## Assignment
In the data that follows, each entry is to be restated exactly.

## Material for this exercise
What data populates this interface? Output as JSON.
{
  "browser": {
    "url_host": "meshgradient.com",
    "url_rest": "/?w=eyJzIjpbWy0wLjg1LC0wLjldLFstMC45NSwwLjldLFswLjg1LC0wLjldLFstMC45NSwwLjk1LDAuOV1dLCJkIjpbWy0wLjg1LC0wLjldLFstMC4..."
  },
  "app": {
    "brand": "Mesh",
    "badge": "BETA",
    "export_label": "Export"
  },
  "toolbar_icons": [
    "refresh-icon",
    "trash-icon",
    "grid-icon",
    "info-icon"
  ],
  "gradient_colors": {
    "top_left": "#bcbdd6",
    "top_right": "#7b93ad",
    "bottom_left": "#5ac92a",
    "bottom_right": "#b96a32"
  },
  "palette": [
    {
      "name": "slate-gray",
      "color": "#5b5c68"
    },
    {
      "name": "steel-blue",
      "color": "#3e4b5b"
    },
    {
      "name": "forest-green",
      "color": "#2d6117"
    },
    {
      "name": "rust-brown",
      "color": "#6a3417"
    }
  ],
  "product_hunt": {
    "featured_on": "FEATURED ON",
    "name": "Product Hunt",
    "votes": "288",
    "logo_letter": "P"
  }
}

## Answer to the problem
What data populates this interface? Output as JSON.
{
  "browser": {
    "url_host": "meshgradient.com",
    "url_rest": "/?w=eyJzIjpbWy0wLjg1LC0wLjldLFstMC45NSwwLjldLFswLjg1LC0wLjldLFstMC45NSwwLjk1LDAuOV1dLCJkIjpbWy0wLjg1LC0wLjldLFstMC4..."
  },
  "app": {
    "brand": "Mesh",
    "badge": "BETA",
    "export_label": "Export"
  },
  "toolbar_icons": [
    "refresh-icon",
    "trash-icon",
    "grid-icon",
    "info-icon"
  ],
  "gradient_colors": {
    "top_left": "#bcbdd6",
    "top_right": "#7b93ad",
    "bottom_left": "#5ac92a",
    "bottom_right": "#b96a32"
  },
  "palette": [
    {
      "name": "slate-gray",
      "color": "#5b5c68"
    },
    {
      "name": "steel-blue",
      "color": "#3e4b5b"
    },
    {
      "name": "forest-green",
      "color": "#2d6117"
    },
    {
      "name": "rust-brown",
      "color": "#6a3417"
    }
  ],
  "product_hunt": {
    "featured_on": "FEATURED ON",
    "name": "Product Hunt",
    "votes": "288",
    "logo_letter": "P"
  }
}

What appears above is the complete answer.